Items from an interface collection:
▬▬▬▬▬▬▬▬▬▬
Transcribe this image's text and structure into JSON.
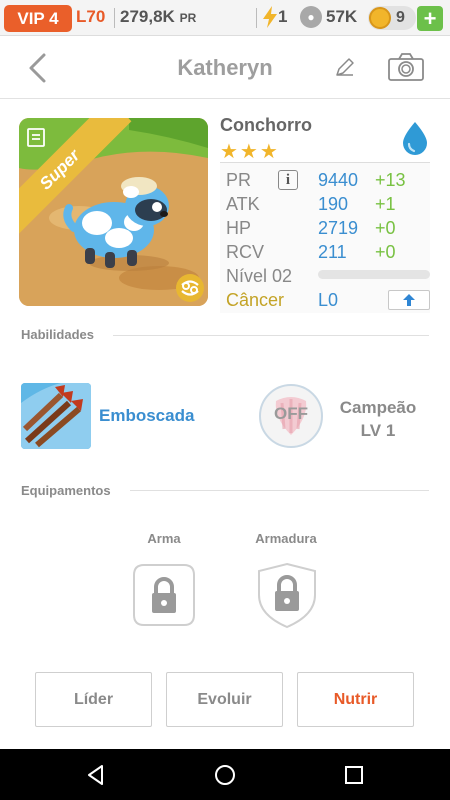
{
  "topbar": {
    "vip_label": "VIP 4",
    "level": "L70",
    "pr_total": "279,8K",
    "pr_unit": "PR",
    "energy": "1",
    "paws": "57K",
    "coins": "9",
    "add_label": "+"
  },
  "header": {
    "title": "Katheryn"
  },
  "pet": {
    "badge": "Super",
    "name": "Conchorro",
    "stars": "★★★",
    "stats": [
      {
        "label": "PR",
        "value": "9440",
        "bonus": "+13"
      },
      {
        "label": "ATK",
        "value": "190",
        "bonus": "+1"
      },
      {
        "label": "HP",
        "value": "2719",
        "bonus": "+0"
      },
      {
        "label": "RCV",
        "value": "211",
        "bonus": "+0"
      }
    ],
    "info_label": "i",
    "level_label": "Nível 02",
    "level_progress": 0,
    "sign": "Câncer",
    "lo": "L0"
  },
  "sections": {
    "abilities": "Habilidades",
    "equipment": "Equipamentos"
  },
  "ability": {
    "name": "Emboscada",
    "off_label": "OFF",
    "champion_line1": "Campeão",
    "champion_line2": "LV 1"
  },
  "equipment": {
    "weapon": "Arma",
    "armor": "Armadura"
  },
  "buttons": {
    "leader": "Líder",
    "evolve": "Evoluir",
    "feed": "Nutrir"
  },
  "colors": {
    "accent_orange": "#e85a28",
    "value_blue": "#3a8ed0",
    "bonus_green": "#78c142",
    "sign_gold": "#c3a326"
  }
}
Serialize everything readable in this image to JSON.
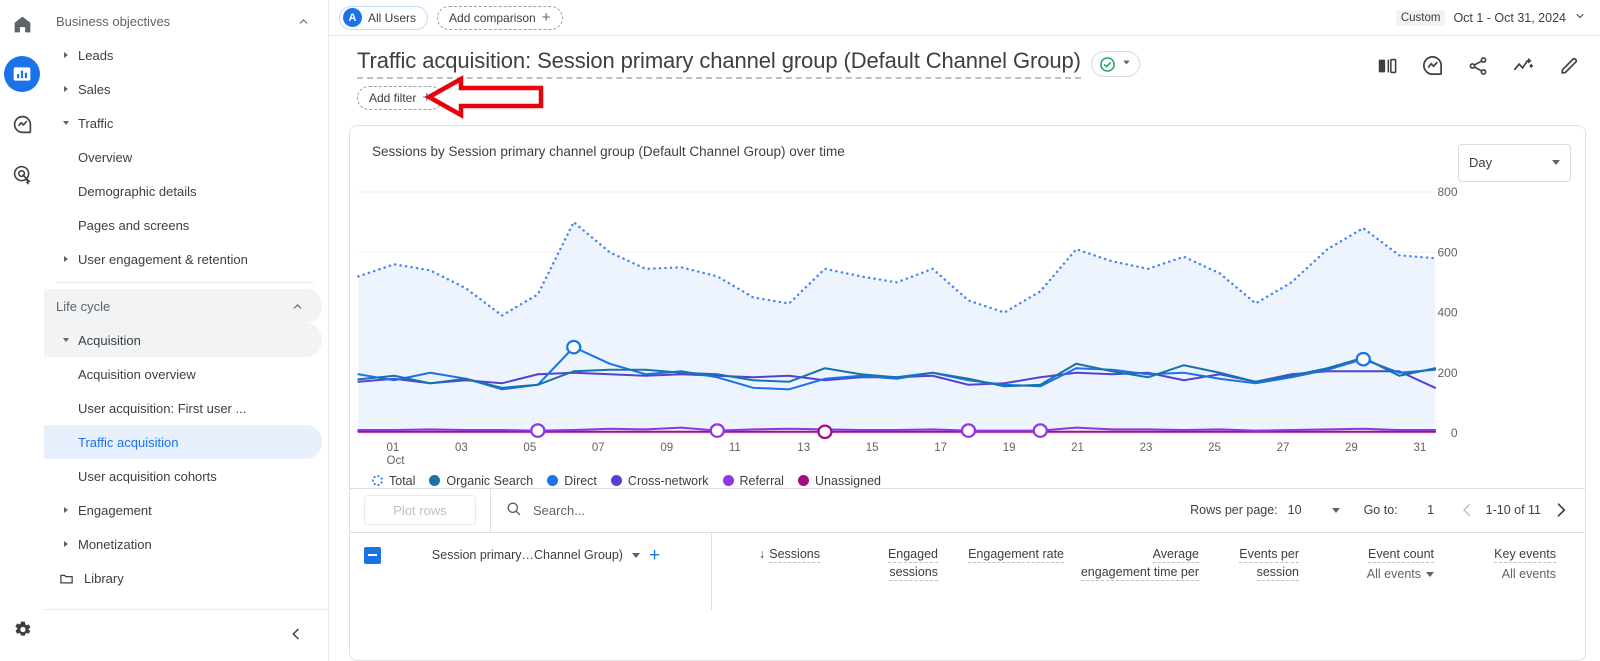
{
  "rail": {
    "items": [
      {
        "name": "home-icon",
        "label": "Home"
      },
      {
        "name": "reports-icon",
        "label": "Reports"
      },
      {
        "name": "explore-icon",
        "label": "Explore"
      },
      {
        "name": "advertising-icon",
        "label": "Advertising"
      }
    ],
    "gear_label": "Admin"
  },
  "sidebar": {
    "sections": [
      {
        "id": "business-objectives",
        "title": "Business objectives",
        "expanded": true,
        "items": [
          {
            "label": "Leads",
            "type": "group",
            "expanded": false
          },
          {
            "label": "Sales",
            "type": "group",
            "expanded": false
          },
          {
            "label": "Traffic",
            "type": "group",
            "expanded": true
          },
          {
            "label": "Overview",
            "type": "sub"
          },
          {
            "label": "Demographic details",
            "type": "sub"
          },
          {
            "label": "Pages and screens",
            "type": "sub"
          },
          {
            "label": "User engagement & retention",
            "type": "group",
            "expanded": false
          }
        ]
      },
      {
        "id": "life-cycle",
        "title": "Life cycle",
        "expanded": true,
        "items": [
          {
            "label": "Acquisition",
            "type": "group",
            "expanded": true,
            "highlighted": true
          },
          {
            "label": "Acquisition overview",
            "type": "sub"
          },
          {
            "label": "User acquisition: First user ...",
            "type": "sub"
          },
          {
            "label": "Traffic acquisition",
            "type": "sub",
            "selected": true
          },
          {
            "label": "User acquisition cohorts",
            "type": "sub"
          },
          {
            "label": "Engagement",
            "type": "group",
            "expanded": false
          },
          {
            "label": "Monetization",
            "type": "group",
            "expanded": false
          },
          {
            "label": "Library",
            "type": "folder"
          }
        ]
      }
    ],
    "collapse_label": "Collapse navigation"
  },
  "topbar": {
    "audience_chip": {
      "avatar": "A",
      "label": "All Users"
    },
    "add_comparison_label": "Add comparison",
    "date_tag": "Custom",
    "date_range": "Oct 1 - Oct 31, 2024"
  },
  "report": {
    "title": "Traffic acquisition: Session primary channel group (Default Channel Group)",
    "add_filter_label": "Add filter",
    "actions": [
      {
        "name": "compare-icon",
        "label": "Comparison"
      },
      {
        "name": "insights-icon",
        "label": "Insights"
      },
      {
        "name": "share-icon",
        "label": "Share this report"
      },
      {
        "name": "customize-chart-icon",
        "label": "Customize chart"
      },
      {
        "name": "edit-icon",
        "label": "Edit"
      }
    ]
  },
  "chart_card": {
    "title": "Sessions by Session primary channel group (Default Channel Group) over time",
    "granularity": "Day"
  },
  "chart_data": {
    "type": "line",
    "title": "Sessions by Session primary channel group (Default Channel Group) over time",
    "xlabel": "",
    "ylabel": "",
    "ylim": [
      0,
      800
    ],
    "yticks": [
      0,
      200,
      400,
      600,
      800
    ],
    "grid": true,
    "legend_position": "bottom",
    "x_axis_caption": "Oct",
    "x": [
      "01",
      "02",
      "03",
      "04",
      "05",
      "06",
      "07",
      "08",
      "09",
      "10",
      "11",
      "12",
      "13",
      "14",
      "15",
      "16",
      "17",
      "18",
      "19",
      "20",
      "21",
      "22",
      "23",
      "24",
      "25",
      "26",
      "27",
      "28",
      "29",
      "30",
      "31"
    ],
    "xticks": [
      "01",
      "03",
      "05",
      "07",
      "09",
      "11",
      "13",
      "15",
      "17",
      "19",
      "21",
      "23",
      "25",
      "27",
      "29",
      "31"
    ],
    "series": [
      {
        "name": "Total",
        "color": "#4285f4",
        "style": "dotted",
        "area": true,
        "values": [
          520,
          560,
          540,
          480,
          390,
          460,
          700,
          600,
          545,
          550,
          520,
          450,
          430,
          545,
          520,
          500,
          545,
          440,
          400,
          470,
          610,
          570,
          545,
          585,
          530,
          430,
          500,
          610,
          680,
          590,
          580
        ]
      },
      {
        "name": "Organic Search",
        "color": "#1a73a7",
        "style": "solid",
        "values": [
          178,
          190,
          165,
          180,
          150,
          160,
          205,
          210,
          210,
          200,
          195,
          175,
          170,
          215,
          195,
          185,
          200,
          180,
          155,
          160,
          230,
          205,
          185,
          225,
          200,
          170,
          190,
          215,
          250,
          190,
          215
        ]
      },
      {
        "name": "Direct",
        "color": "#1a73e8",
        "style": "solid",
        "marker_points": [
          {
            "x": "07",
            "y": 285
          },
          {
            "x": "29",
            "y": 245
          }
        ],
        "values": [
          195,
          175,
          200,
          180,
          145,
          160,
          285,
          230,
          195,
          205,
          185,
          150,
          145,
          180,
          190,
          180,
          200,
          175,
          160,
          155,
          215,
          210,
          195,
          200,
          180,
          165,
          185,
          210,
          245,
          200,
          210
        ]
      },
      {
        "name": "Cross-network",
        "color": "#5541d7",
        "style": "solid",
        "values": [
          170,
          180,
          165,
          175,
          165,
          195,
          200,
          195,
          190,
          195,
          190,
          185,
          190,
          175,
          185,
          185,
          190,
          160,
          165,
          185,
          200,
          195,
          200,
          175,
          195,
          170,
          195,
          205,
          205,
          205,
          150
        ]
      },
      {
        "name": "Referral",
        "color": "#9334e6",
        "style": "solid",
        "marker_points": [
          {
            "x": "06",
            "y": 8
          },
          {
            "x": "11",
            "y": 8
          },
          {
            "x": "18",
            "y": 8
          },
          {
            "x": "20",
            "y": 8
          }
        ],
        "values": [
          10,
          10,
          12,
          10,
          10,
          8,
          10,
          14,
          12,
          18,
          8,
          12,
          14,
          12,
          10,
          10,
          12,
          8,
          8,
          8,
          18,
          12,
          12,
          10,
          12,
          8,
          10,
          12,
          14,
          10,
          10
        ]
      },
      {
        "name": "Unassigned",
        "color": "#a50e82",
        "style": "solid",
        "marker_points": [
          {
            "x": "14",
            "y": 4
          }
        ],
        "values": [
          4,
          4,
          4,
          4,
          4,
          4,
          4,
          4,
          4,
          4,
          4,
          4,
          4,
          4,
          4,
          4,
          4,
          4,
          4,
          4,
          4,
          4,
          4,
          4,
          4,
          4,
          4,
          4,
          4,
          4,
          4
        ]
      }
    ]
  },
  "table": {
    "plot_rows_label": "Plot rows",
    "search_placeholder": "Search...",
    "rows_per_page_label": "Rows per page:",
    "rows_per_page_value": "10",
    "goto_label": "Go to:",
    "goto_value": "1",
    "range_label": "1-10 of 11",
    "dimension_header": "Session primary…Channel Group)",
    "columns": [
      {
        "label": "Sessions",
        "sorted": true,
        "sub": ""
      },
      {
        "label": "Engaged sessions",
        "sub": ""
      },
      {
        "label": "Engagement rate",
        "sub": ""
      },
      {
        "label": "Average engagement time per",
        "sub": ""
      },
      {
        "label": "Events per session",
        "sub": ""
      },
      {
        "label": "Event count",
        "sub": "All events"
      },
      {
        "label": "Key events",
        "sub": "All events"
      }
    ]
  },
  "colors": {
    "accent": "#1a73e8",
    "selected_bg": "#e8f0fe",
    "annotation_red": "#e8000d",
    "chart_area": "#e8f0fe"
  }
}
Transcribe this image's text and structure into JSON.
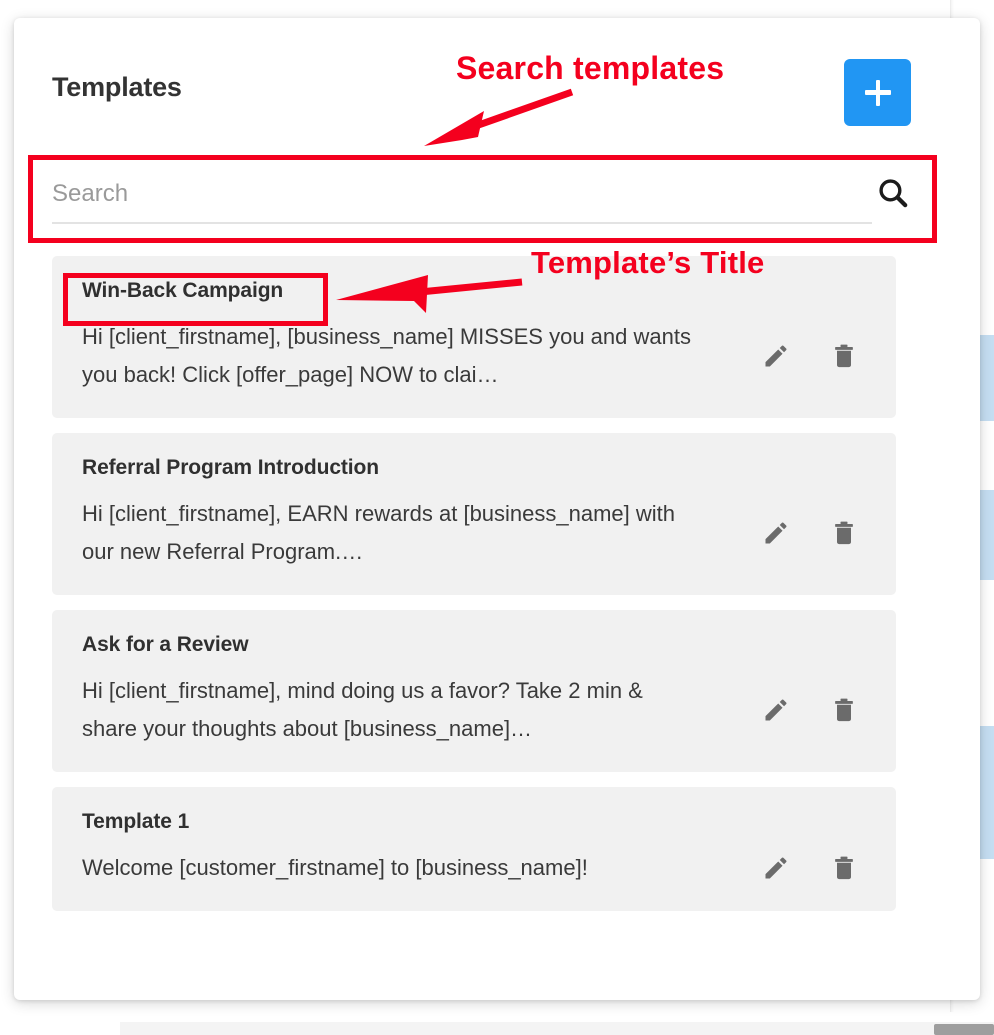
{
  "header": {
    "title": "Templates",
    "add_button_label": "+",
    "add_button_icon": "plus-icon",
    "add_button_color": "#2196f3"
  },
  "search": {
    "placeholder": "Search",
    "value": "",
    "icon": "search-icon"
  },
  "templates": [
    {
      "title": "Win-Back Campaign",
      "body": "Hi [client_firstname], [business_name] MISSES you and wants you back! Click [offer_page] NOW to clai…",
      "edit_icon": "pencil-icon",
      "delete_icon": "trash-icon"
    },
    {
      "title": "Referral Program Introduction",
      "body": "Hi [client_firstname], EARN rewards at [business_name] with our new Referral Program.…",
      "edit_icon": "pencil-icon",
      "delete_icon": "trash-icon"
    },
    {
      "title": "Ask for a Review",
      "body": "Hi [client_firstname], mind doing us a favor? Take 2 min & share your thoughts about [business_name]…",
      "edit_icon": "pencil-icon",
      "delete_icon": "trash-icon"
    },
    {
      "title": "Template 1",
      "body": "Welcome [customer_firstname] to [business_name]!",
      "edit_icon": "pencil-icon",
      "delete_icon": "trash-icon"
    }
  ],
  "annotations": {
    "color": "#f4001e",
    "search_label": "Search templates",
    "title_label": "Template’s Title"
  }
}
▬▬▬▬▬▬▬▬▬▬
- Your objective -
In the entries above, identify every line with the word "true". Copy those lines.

- Task response -
        "expanded": true,
            "expanded": true
        "expanded": true,
            "expanded": true,
            "highlighted": true
            "selected": true
    "grid": true,
        "area": true,
        "sorted": true,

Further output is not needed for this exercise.